• ASSIGNMENT: Please reproduce every record exactly as written, leaving out the pictures.

Interface dataset entries
*** Begin section ***

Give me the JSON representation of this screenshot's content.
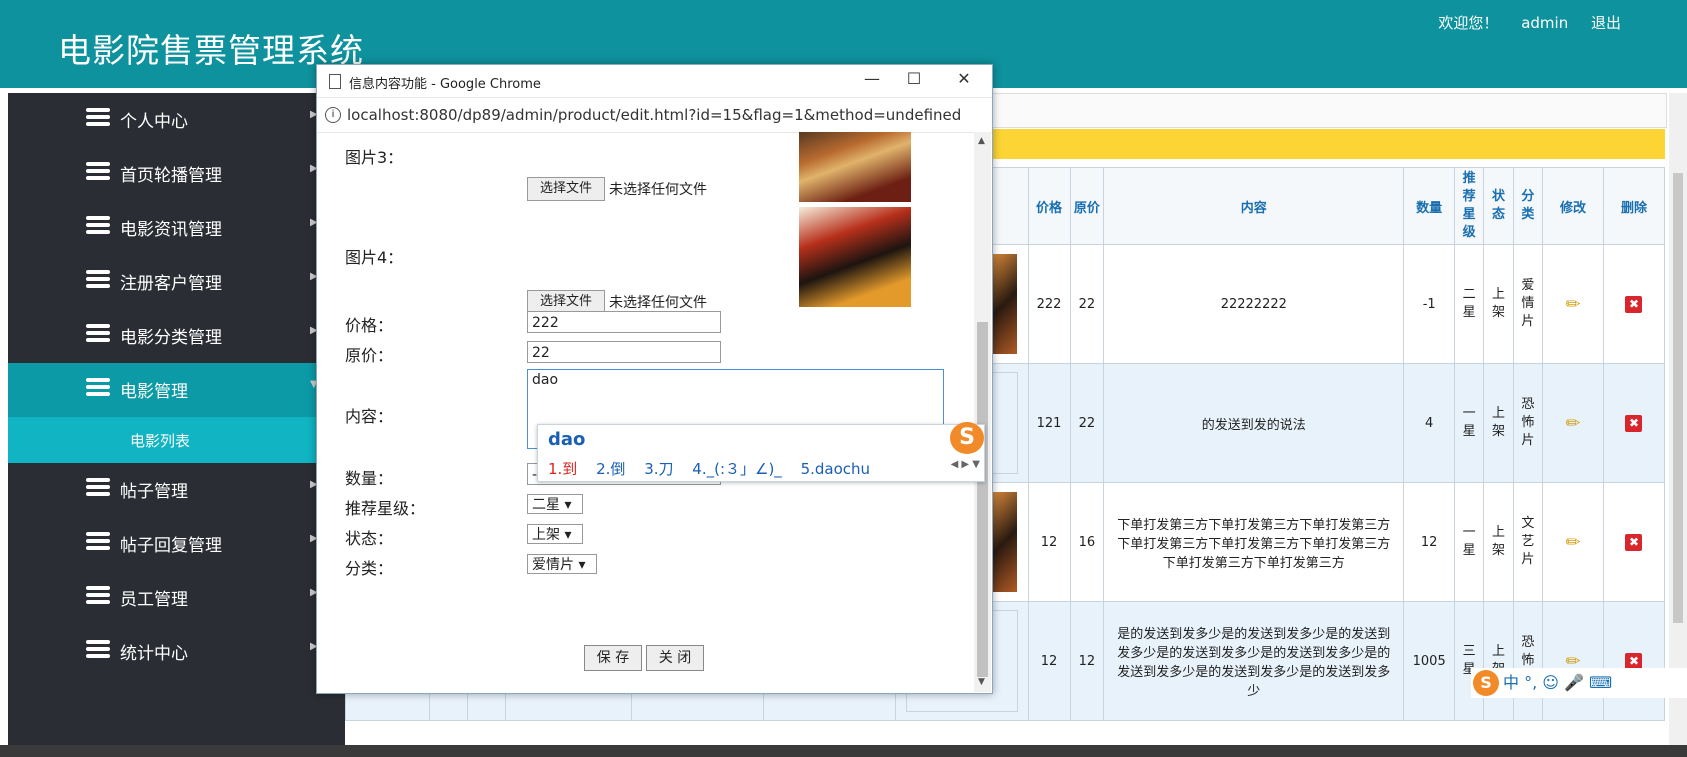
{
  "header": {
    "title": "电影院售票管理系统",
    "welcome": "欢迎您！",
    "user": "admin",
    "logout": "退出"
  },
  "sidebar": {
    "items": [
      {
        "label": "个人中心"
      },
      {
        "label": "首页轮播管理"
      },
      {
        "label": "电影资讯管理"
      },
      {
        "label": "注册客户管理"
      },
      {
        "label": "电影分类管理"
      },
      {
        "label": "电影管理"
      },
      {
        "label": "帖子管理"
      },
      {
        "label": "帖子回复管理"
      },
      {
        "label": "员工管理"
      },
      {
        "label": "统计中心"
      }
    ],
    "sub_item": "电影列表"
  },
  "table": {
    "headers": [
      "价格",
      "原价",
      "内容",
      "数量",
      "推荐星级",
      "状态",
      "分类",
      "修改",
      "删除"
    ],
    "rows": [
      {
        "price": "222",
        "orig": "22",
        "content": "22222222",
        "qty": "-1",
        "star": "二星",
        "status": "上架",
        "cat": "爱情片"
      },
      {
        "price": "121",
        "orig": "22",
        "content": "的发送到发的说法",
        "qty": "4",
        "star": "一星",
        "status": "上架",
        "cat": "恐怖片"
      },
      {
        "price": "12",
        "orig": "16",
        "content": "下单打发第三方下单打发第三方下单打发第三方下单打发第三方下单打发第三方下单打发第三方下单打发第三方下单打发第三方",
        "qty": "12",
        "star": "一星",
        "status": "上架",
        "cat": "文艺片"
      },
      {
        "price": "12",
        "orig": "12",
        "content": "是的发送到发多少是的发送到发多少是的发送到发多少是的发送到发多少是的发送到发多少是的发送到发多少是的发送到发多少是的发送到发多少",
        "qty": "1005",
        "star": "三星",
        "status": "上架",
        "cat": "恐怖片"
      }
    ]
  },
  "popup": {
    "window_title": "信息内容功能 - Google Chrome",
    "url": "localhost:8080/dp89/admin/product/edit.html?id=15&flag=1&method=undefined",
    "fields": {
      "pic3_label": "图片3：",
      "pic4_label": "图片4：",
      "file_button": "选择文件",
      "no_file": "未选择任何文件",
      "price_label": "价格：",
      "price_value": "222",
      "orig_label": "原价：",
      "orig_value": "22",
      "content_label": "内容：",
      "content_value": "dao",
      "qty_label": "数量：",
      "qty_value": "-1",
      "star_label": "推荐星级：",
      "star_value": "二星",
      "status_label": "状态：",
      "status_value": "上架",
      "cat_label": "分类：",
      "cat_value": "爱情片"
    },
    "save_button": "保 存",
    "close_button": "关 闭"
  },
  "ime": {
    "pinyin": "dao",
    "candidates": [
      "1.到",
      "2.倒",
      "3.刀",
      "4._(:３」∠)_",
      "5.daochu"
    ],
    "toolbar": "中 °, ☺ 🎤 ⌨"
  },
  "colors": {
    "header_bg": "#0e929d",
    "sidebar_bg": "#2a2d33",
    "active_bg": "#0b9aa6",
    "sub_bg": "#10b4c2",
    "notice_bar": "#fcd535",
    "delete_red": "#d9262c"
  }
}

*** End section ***

• RESPONSE FOR THIS EXERCISE:
Give me the JSON representation of this screenshot's content.
{
  "header": {
    "title": "电影院售票管理系统",
    "welcome": "欢迎您！",
    "user": "admin",
    "logout": "退出"
  },
  "sidebar": {
    "items": [
      {
        "label": "个人中心"
      },
      {
        "label": "首页轮播管理"
      },
      {
        "label": "电影资讯管理"
      },
      {
        "label": "注册客户管理"
      },
      {
        "label": "电影分类管理"
      },
      {
        "label": "电影管理"
      },
      {
        "label": "帖子管理"
      },
      {
        "label": "帖子回复管理"
      },
      {
        "label": "员工管理"
      },
      {
        "label": "统计中心"
      }
    ],
    "sub_item": "电影列表"
  },
  "table": {
    "headers": [
      "价格",
      "原价",
      "内容",
      "数量",
      "推荐星级",
      "状态",
      "分类",
      "修改",
      "删除"
    ],
    "rows": [
      {
        "price": "222",
        "orig": "22",
        "content": "22222222",
        "qty": "-1",
        "star": "二星",
        "status": "上架",
        "cat": "爱情片"
      },
      {
        "price": "121",
        "orig": "22",
        "content": "的发送到发的说法",
        "qty": "4",
        "star": "一星",
        "status": "上架",
        "cat": "恐怖片"
      },
      {
        "price": "12",
        "orig": "16",
        "content": "下单打发第三方下单打发第三方下单打发第三方下单打发第三方下单打发第三方下单打发第三方下单打发第三方下单打发第三方",
        "qty": "12",
        "star": "一星",
        "status": "上架",
        "cat": "文艺片"
      },
      {
        "price": "12",
        "orig": "12",
        "content": "是的发送到发多少是的发送到发多少是的发送到发多少是的发送到发多少是的发送到发多少是的发送到发多少是的发送到发多少是的发送到发多少",
        "qty": "1005",
        "star": "三星",
        "status": "上架",
        "cat": "恐怖片"
      }
    ]
  },
  "popup": {
    "window_title": "信息内容功能 - Google Chrome",
    "url": "localhost:8080/dp89/admin/product/edit.html?id=15&flag=1&method=undefined",
    "fields": {
      "pic3_label": "图片3：",
      "pic4_label": "图片4：",
      "file_button": "选择文件",
      "no_file": "未选择任何文件",
      "price_label": "价格：",
      "price_value": "222",
      "orig_label": "原价：",
      "orig_value": "22",
      "content_label": "内容：",
      "content_value": "dao",
      "qty_label": "数量：",
      "qty_value": "-1",
      "star_label": "推荐星级：",
      "star_value": "二星",
      "status_label": "状态：",
      "status_value": "上架",
      "cat_label": "分类：",
      "cat_value": "爱情片"
    },
    "save_button": "保 存",
    "close_button": "关 闭"
  },
  "ime": {
    "pinyin": "dao",
    "candidates": [
      "1.到",
      "2.倒",
      "3.刀",
      "4._(:３」∠)_",
      "5.daochu"
    ],
    "toolbar": "中 °, ☺ 🎤 ⌨"
  },
  "colors": {
    "header_bg": "#0e929d",
    "sidebar_bg": "#2a2d33",
    "active_bg": "#0b9aa6",
    "sub_bg": "#10b4c2",
    "notice_bar": "#fcd535",
    "delete_red": "#d9262c"
  }
}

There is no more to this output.